The Harvard African Expedition meets Chief Suah Koko
Chief Suah Koko controlled a territorial region that served as a critical access point into the interior of Liberia. Without her permission and without her generosity, the Harvard expedition could not have traveled further to Gbanga and beyond.
Upon entering Suah Koko, Dr. Richard Strong writes “This town is presided over by Suah Coco, a woman, and it bears her name, she being the chief of it, as is the case of many of the other interior towns” noting that “she sent me by her grandson a good-siz´d chicken and some native rice” and “promised me porters for tomorrow. She told me frankly she could not get them today, as she has to collect them from surrounding villages, which are far away. She has sent me a squash for our dinner.” (Richard Pearson Strong, Richard Pearson Strong Diary: September 1, 1926 Part II)
While the Harvard African Expedition had repeated problems throughout their journey in Liberia securing the help of porters, Chief Suah Koko was instrumental in securing porters for the party. “Suah Coco kept her word and we had plenty of porters to start off with at seven-thirty A. M.” notes Dr. Richard Strong on September 4th on his way to Gbanga, Liberia. (Richard Pearson Strong, Richard Pearson Strong Diary: September 4, 1926)

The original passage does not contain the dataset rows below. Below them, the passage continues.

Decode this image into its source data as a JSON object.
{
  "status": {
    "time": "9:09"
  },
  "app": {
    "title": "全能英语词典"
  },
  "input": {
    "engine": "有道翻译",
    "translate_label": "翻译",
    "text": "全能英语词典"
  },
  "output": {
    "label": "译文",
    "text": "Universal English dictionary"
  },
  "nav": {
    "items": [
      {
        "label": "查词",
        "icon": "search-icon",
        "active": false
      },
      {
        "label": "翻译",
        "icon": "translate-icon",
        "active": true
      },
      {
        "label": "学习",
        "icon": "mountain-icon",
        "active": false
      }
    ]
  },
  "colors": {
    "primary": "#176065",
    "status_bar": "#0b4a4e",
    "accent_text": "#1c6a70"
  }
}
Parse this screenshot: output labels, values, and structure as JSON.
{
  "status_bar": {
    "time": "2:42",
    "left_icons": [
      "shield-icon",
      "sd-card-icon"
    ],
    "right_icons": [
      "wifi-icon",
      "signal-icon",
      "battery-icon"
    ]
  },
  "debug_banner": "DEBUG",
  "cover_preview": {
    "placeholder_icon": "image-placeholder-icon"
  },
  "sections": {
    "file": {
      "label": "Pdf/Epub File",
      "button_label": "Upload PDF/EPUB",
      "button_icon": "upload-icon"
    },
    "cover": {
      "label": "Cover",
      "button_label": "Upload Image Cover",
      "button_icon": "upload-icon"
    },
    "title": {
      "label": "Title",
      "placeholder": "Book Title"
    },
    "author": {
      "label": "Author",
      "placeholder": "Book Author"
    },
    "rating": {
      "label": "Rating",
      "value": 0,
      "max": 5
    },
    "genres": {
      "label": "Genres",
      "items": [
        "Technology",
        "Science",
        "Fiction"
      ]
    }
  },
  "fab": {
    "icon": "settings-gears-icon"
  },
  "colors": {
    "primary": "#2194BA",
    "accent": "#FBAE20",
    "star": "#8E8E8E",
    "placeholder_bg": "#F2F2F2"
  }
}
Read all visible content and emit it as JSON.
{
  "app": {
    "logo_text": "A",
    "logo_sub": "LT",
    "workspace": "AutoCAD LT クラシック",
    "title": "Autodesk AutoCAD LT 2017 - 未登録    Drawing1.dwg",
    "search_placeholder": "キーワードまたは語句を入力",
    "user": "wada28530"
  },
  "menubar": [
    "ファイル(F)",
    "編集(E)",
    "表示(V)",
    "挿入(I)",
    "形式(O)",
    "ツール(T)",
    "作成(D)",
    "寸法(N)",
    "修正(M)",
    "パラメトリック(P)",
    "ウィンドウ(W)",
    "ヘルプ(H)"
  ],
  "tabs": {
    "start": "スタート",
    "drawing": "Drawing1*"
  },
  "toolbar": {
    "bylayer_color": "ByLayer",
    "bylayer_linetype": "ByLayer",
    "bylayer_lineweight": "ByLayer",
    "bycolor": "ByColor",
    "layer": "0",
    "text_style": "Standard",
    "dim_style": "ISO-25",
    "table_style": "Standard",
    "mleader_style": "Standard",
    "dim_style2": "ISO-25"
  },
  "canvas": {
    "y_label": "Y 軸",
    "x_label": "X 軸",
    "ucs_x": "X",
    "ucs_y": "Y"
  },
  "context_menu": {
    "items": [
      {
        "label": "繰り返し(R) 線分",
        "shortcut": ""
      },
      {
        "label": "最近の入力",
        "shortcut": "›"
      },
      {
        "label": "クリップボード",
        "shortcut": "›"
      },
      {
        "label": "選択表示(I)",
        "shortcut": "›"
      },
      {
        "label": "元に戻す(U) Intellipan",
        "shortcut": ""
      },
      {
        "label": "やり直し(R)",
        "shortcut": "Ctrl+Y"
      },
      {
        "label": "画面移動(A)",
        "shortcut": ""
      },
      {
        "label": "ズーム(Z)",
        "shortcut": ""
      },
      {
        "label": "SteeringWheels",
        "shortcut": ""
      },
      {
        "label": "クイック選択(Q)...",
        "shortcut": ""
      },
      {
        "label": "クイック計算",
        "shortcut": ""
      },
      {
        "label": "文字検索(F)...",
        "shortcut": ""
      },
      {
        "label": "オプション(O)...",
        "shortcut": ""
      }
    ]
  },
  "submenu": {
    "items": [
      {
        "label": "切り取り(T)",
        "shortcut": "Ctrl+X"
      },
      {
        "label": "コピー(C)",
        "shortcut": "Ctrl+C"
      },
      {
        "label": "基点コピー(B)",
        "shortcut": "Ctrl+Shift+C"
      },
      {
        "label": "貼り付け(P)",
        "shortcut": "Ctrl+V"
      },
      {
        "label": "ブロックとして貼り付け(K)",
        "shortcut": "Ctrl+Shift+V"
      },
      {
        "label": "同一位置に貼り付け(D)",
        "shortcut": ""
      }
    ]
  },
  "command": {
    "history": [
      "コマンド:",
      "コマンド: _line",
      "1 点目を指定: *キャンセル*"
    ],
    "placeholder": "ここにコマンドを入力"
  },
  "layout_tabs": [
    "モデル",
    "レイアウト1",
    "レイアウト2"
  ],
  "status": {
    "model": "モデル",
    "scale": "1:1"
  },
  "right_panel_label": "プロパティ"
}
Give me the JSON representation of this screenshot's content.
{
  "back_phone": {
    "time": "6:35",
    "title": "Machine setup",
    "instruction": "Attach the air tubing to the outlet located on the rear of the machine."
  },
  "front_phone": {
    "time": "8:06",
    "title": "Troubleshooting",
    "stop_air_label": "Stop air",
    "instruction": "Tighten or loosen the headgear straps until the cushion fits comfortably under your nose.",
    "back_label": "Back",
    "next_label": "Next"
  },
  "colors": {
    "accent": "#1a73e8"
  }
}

The hospitality that Chief Suah Koko bestowed upon the Harvard expedition members and to strangers more generally was one of the disintguishing attributes that made her a noted and powerful woman chief among men.